9 Political Science, also referred to as civics, is the study of how people govern themselves. In K-5 classrooms, the examination of the political system is important so that children gain an understanding of how government works.In 6-8 classrooms students need to develop a coherent and consistent set of values, particularly those contained in the political documents that frame the values, beliefs, and ethical principles to which this nation adheres.In the upper grades classes can have a self-governing board to hear about problems that arise in the classroom and decide how to solve them.
10 Sociology is the study of humans and their interactions in groups Sociology is the study of humans and their interactions in groups. Groups may be as small as a nuclear family or as large as a union. Sociologists look for common values and beliefs.Sociologists tend to conduct case studies of either individuals or a group over a period of time. A case study usually consists of information pertaining to the daily routine of the individuals or the group.
11 SCOPE AND SEQUENCE IN SOCIAL STUDIES K = Awareness of Self in a Social Setting1st = Understanding School and Family2nd = The Neighborhood3rd = The Community4th = The Region5th = The United States & Its Close Neighbors - Canada& Mexico6th = The Eastern Hemisphere7th = A Global View - the world as a home of many different people8th = The United States - history and economic development
12 The Definition of Standards Standards are statements of what students should know and be able to do.Different types of standards address various aspects important to learning:Content standards cover what students are to learn in various subject areas, such as mathematics and science. Performance standards specify what levels of learning are expected. Opportunity-to-learn standards state the conditions and resources necessary to give all students an equal chance to meet performance standards.World-class standards indicate content and performances that are expected of students in other industrialized countries.This term is also attached to the movement in the United States to bring U.S. students' academic achievement and knowledge on a par with students' accomplishments in the other industrialized countries.Source: From The Language of Learning: A Guide to Education Terms, by J. L. McBrien & R. S. Brandt, p. 93, 1997, Alexandria, VA: Association for Supervision and Curriculum Development.
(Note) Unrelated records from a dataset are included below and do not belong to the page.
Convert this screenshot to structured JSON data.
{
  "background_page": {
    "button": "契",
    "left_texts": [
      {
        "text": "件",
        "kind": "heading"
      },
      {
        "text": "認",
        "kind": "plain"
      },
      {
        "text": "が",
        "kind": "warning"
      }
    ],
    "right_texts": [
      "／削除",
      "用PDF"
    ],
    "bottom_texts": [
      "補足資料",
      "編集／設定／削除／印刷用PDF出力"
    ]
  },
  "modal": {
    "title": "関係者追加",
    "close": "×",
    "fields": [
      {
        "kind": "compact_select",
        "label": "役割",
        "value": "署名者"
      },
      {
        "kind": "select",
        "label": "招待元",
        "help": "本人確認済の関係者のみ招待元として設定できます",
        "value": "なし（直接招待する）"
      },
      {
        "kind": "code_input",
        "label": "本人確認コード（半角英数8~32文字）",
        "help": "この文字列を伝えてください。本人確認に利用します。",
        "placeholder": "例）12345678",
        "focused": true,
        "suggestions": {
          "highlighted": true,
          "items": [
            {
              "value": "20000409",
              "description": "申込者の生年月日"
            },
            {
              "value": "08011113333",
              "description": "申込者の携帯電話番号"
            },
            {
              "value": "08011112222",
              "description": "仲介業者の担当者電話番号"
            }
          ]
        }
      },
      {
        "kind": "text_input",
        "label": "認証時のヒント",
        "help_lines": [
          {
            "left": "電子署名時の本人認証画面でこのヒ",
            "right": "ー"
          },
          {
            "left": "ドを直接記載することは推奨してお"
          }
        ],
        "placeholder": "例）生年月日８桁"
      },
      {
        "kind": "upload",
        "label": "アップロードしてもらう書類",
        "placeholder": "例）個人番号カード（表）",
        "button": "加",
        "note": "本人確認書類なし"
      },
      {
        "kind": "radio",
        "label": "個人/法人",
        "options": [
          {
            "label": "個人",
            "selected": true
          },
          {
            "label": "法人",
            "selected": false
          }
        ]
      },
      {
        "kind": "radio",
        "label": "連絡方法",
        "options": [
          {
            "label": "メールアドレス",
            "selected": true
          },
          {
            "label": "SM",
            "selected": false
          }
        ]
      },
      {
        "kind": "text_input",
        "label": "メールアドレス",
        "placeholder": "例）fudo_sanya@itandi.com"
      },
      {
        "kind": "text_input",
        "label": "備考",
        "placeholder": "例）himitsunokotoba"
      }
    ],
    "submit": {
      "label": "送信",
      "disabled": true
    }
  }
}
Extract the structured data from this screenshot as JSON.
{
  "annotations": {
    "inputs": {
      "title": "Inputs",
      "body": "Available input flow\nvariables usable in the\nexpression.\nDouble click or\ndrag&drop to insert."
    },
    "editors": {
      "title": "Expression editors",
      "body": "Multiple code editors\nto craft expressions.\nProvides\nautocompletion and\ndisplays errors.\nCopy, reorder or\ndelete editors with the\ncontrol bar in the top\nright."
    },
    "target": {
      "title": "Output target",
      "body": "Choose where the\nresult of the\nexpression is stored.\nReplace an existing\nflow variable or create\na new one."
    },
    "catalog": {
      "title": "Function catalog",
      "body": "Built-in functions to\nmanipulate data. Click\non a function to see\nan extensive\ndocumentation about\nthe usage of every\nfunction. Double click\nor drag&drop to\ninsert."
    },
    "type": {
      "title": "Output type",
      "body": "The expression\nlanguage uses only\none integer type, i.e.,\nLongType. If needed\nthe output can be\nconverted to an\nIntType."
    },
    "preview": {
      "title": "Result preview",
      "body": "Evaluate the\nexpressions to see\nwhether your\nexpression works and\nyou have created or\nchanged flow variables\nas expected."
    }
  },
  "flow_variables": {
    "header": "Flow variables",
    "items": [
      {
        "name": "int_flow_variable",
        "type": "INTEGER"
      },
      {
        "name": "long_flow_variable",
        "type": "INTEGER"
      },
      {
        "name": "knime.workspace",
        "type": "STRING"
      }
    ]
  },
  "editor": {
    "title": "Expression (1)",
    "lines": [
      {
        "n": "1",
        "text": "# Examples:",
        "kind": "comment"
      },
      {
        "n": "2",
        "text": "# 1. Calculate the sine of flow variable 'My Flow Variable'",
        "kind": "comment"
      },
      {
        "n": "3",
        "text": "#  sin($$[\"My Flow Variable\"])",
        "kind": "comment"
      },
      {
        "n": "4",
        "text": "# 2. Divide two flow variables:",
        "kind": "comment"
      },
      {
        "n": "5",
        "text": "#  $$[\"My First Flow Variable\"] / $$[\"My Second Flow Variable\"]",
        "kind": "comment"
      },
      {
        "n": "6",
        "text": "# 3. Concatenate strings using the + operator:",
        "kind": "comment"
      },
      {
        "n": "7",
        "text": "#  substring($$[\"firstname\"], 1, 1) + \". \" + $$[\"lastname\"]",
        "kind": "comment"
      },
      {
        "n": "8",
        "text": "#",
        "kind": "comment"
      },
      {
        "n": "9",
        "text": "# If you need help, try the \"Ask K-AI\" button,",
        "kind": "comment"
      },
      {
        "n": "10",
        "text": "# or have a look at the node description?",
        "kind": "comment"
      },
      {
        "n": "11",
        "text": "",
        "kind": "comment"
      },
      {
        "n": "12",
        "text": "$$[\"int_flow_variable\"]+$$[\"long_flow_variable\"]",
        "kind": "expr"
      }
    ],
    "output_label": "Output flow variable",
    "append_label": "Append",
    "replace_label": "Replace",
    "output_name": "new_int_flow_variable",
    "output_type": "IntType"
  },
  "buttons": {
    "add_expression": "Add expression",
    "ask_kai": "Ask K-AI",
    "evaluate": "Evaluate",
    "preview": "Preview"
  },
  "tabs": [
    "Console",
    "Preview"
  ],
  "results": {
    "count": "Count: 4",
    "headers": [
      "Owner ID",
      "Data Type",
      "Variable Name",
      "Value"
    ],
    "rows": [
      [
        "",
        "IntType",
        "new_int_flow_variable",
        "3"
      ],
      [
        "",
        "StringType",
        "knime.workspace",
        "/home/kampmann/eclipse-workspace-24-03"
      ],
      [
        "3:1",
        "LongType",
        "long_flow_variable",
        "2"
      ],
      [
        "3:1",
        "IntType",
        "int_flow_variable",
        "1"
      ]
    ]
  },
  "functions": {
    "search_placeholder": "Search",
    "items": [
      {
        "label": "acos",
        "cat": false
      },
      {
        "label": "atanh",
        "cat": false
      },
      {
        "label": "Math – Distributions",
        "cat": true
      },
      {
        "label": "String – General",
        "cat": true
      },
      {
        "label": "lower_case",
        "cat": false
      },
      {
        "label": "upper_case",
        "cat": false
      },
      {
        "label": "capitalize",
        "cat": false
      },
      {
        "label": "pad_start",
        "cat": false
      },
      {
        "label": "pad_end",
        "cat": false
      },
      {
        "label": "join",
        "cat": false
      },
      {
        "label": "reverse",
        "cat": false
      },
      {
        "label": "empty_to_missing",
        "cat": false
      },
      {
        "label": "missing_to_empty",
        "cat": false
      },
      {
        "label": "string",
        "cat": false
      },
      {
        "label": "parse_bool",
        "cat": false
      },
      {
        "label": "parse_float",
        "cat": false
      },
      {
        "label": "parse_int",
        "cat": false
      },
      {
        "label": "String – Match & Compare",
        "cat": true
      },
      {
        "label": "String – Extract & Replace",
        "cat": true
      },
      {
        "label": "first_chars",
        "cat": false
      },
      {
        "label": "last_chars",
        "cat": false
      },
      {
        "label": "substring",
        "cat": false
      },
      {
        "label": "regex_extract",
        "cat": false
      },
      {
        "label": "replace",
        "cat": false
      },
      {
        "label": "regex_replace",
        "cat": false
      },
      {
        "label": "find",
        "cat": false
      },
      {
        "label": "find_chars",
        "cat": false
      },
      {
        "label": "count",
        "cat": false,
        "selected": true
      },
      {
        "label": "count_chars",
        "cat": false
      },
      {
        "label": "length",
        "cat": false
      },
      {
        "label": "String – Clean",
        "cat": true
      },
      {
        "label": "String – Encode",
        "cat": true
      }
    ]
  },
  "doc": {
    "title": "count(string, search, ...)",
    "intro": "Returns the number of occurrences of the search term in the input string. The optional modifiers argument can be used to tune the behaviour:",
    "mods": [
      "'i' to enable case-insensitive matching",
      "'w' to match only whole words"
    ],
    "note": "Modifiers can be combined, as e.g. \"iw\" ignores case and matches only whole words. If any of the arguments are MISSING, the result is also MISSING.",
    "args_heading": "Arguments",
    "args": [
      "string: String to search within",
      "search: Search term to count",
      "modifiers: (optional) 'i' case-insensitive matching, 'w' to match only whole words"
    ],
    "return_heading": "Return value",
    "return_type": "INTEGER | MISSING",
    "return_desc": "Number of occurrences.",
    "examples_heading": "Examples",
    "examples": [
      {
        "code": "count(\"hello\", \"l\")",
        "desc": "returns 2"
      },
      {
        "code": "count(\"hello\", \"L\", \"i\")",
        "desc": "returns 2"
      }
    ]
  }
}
14 Performance Descriptors The performance descriptors are organized into proficiency levels. These proficiency levels describe the content and processes that a student at a given proficiency level would be expected to know, demonstrate, or perform. To identify increasing proficiency in social studies, the levels are labeled as follows:Advanced: A student performing at the advanced level exceeds expectations for that grade level. The student is able to perform the content standards for the grade at a high level of difficulty, complexity, or fluency beyond that specified by the grade-level standards.Proficient: A student performing at the proficient level meets expectations for that grade level. The student is able to perform the content standards for the grade at the level of difficulty, complexity, or fluency specified by the grade-level standards.Basic: A student performing at the basic level performs below expectations for that grade level. The student is able to perform some of the content standards for the grade below the level of difficulty, complexity, or fluency specified by the grade-level standards.